SPECIAL REPORT: Mistakes Made After Being Arrested and Released for DUI in Colorado

How to avoid the 10 biggest mistakes most people make after being arrested for DUI.

1. Not taking the matter seriously. This is a charge that will follow you for the rest of your life, if you are convicted. If you have three prior lifetime impaired driving convictions anywhere in the US, you are facing a possible felony conviction. The Motor Vehicle Division will keep track of it until you are dead. It has to make sure to take your license away from you for two years, if you have three lifetime convictions.

The additional insurance charges alone could cost you thousands of dollars. If your your license is taken away, you have to prepay for an SR-22 endorsement to your policy. Your insurance company must notify the Division in advance, if you do not maintain your insurance. It will also raise your rates based on your conviction.

2. Not hiring an attorney. The law is complex and you need competent representation. You must raise the right defenses at the right time or you will lose them. Facts will disappear, memories fade and witnesses vanish. A winnable case can quickly become a loser. What should you do? You need legal advice and fast. You want an attorney who knows how to handle your case.

3. Hiring an attorney based on the amount of the fee alone. The State has almost unlimited resources when it comes to your case. You need to hire an attorney and pay a fee which will allow him to put time and effort into your case to counter the prosecution.

Attorneys must earn enough in the time they spend on your case in order to keep their doors open and make a living wage. If you go too low, your attorney will not be able to put in the time necessary to protect you. Look for a reasonable, predictable fee, not the lowest.

4. Not obtaining a temporary license and requesting a hearing at the Motor Vehicle Department within 7 days, if your license was taken when you failed or refused to take an alcohol test. If you do not request a hearing, you will not be able to drive until after a hearing or for 90 days to a year. Driving during this time is a serious traffic offense, regardless of whether you need to drive for work or personal reasons.

5. Driving after your license has been revoked. You have no right to drive after revocation and driving then is more serious an offense than your original charge. There are no provisions for you to drive for work or personal reasons. After a 30 days, you may qualify for probationary license. If arrested for driving during this time, you may have to post a $10,000 bond just to get out of jail. If convicted, you face a minimum 45 days in jail.

6. Not requesting that the officer be present at your motor vehicle hearing. If you do not request the officer's presence, you will have to subpoena him or waive her presence. The hearing will be based on the officer's report only and you will not hear how the officer will testify. Many things can be learned at this hearing by your attorney, if the officer is present. If the officer fails to appear or justify what was done, you get your license back.

7. Taking the District Attorney's first offer. The first offer is not a bargain, it's just to get rid of your case with the least amount of work. Very few cases are dismissed or reduced to a non-alcohol charge at this stage. You do not give the judge an opportunity to rule on constitutional challenges. You give up your right to raise these issues and make the State prove it's case.

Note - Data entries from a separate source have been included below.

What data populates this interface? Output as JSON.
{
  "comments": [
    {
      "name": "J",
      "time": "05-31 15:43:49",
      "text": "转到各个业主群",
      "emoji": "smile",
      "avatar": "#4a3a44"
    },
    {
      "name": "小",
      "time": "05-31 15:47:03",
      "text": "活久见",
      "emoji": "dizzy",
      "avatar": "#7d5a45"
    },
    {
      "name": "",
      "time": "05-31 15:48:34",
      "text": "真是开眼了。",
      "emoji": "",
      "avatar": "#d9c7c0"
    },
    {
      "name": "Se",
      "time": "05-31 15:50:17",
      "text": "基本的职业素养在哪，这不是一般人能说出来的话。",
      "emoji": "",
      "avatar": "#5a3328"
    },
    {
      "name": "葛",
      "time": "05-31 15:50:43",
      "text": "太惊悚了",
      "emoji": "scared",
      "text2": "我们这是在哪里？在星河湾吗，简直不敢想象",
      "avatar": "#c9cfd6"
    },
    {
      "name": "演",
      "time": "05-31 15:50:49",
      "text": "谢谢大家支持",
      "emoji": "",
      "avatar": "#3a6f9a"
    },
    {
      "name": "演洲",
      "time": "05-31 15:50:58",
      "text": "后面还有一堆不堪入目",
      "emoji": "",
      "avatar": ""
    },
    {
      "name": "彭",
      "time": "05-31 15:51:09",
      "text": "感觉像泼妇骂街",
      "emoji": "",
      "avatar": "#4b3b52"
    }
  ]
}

8. Fail to appear in Court. The Court will issue a bench warrant for your arrest and revoke any bond. The next time you are stopped for a traffic infraction, you will be spending some time in jail and posting a bond for your future appearances.

9. Talk to anyone but an attorney about your case. Anything you say to them can be used against you. When you discuss your arrest with friends or family, you risk turning them into involuntary witnesses against you. It is in your best interest to remember the details of your arrest. It will help you in your defense. In any criminal case, you must be represented by a competent defense lawyer.

You may choose a lawyer or risk the consequences of representing yourself. By hiring an attorney immediately following your citation, you won't miss any deadlines. Judges won't know if they should protect your rights unless someone defends you. For example, overworked prosecutors may use reports from inexperienced or over-zealous police officers to over-prosecute a case.

Defense attorneys are aware of these tendencies and are trained to handle such situations. If you ask the judge to let you be your own attorney, he or she must allow this in most cases. But do not do this. In all DUI/DWAIs, get a lawyer quickly. You should interview immediately after arrest if you can (you have a 7 calendar day deadline after arrest, if you lost your license).

10. Think that talking to numerous attorneys will help you handle it on your own. You need to have an attorney go to Court with you.